Historically, traffic engineers have used the 85th Percentile Rule method to establish the speed limits posted on our roads and streets; but for the context of the environment, we should be using other design features to determine our speed limits.
The 85th Percentile Rule method was developed in the 1960’s as a metric designed for use on rural roads that was then applied to all types of roads, highways, residential and city streets. When this type of method, established for the design of rural roads, is applied to downtown roads, city streets, or more complex street networks that include multiple access points, buildings or houses close to the roads, and include other street users such as bicyclists, pedestrians, and public transit, these 85th percentile speed limits often conflict with the overall intended use of these types of streets.

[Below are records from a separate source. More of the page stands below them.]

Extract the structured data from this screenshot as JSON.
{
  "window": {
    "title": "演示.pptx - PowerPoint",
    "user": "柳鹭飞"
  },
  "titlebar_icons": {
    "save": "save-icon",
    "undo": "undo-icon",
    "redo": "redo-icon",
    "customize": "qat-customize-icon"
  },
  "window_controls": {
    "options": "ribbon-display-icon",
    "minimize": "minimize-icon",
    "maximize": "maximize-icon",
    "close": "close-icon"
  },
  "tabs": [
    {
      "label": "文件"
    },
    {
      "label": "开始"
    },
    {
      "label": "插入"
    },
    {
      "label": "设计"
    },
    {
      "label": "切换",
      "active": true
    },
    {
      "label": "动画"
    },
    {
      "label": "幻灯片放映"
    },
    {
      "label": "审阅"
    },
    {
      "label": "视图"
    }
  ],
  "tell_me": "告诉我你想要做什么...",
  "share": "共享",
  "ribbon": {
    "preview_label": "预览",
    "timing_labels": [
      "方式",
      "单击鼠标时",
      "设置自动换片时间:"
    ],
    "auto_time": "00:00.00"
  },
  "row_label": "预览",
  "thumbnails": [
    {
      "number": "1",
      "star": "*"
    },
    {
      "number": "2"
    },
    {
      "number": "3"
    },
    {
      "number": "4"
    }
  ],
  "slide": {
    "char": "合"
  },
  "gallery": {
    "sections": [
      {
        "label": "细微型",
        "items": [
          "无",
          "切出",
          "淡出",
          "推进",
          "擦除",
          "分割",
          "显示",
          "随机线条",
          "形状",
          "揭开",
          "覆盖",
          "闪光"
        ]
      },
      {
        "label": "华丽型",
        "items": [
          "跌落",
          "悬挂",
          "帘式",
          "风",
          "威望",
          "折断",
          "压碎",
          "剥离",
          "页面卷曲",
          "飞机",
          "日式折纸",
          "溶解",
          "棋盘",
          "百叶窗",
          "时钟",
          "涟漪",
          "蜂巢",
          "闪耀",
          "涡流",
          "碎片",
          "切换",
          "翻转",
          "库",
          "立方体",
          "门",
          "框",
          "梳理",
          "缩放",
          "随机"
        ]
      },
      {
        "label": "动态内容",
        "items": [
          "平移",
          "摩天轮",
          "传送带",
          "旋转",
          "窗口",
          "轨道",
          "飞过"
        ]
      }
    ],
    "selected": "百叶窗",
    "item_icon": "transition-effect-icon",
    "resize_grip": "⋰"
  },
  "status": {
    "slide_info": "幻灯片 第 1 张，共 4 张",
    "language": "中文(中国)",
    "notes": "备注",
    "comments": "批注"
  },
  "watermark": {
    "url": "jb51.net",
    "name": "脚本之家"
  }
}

The 85th Percentile Rule method tends to involve drivers driving a speed on the road that is subconsciously “comfortable” to them or driving at a speed that “feels” safe. This is most often related to the design speed of the road that includes features such as lane widths, straight roadway sections, gradual curves, lack of curbs and sidewalks, wide shoulders, and wide off-road clear zones and shoulders. New roads are often designed for speeds higher than what is posted which is in conflict to the cues the design of the road is providing the driver vs. the posted speed limit. Often these speed limits are assigned by local governments based on local ordinances or political concerns rather than traffic engineering data. To add to the confusing and conflicting information for drivers, many states and cities establish maximum speed limits or have ordinances written that limit the ability for these speed limits to be lawfully enforced within certain speed limit thresholds.
It is important to understand that the design of the road gives the drivers a clear sense of the speed the drivers should be driving, with or without a posted speed limit. A roadway with large straight sections, wide lanes, and with sidewalks and buildings set far off the road indicates to drivers that they can drive faster to their comfort level. But often these types of roads have a much lower posted speed limit that does not match the design speed of the road. This is even more evident in small rural towns where the posted speed limits are often tapered down in 10 mph increments entering the City Limits and through the town, but the road geometry and the design of the road itself is no different through the city. The speed limit signs are changed but the road design itself is not providing information to the driver to slow down in this area.
The design of the road indicates to the driver the speeds at which they “feel” safe driving. For these speeds to be lowered by design context, the design must provide features that make drivers feel as if they need to slow down or drive more carefully. There are many cities and towns that incorporate these types of design features to help lower the speeds on their roadways. Some of these features include more narrow lanes and streets, more horizontal curvature features, textured pavement, medians and bulbed curb-outs and bollards, vertical crosswalks, and using landscape features in medians and along streets between sidewalks to create a roadway that feels narrower and more condensed. These types of roadways also integrate other roadway user features for bicycles, pedestrians, and public transit uses. These design features can indicate to the drivers the speed that it “feels” right to drive on these types of streets and the context of the environment.
The old traffic engineering approach was to design the street, check the 85th percentile speeds and then set the speed limit. The safer approach should be to determine the speed limit that is safest for the use and context of the street being designed and provide those design features which convey that speed operation to the driver. If drivers are traveling above that expected speed limit, the design features can be addressed to obtain that desired speed. It’s important that the design of our roads start to match the context, use and purpose of the street environment in conjunction with the design speed and posted speed limit on our roads and streets.
About Stevie Berryman, PE
Stevie Berryman, PE is a Project Manager for Foresite Group’s Traffic Engineering Division in Peachtree Corners, GA. Stevie graduated from the Georgia Institute of Technology with a Master’s degree in Construction Management. In his spare time, Stevie is a coach for a youth travel baseball program.